(Data records for software interfaces)
"""

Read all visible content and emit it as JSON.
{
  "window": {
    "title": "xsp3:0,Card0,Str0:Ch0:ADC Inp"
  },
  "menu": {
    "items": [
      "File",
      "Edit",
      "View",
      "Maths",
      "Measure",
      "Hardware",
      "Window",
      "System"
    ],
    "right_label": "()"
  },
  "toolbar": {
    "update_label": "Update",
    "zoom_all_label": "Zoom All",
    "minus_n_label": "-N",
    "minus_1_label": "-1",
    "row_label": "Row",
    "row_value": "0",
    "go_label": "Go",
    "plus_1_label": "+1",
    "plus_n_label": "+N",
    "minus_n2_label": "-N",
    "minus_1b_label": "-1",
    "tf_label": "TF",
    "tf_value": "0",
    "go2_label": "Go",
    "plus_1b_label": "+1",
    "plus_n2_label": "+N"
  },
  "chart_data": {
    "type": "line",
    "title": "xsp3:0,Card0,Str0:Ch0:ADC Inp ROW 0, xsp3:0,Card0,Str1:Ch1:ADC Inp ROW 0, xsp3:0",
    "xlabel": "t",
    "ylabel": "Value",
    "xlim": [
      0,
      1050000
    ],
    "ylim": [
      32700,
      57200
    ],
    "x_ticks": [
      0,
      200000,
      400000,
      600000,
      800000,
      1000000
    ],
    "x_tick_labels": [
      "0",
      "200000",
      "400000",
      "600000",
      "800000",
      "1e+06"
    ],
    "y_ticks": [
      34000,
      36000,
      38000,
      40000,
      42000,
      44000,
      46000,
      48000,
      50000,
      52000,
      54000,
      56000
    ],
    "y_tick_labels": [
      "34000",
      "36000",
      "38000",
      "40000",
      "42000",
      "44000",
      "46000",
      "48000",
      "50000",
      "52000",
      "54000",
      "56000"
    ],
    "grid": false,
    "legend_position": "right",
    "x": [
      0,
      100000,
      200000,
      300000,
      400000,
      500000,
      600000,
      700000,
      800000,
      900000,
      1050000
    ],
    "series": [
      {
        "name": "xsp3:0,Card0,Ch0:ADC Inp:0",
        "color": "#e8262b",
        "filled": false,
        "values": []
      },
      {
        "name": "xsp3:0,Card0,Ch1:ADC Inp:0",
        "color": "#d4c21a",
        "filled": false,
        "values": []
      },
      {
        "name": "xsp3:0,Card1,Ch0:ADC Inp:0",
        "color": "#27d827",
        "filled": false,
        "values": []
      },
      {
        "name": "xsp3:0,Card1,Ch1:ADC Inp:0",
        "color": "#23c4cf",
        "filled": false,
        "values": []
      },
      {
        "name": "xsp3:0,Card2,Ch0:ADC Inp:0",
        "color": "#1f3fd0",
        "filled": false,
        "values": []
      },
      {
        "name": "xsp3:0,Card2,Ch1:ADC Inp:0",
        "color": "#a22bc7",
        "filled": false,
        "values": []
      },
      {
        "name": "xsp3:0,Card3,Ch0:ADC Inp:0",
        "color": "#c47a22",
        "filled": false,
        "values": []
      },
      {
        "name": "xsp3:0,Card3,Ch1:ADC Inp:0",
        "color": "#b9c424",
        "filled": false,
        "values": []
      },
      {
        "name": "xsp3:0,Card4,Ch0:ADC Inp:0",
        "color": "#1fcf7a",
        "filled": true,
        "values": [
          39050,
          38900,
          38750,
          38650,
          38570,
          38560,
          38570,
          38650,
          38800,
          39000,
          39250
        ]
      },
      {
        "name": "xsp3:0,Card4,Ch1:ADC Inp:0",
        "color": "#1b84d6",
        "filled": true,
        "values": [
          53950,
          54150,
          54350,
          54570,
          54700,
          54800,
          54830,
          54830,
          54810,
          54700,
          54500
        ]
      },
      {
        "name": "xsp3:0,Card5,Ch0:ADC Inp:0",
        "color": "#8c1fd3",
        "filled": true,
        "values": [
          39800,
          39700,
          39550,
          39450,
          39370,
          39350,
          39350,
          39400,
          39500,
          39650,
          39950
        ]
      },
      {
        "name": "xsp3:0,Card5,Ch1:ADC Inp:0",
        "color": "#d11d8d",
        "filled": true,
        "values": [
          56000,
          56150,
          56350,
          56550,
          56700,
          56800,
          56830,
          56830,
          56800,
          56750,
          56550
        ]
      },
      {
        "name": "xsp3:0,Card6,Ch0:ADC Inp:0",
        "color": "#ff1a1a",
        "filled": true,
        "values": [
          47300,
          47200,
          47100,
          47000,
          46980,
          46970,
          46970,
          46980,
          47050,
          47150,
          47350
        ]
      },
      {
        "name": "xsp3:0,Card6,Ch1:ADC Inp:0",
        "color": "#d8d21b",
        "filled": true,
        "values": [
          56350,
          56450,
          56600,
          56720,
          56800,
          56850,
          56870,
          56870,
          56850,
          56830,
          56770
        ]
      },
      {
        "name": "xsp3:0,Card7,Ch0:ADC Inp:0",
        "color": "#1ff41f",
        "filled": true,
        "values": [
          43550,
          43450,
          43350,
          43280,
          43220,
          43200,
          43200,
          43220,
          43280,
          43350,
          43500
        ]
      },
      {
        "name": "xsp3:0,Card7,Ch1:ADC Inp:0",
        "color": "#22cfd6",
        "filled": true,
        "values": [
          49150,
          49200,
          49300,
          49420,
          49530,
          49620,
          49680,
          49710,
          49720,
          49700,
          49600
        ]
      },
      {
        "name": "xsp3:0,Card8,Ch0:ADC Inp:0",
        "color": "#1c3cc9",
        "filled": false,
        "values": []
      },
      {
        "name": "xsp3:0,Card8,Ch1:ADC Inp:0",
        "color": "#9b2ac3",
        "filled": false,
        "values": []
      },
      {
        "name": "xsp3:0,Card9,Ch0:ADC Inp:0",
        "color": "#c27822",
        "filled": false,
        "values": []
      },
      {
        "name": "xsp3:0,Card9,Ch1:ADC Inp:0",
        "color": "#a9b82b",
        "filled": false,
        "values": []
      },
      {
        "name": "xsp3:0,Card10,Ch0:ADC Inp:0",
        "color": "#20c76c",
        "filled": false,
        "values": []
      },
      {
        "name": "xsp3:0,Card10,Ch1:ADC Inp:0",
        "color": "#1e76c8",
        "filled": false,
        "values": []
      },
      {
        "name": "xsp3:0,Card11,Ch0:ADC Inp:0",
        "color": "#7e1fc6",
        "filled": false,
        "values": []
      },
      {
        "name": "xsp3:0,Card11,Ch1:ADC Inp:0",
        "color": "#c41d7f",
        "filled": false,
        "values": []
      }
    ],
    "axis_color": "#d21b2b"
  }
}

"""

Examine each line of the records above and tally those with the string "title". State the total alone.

2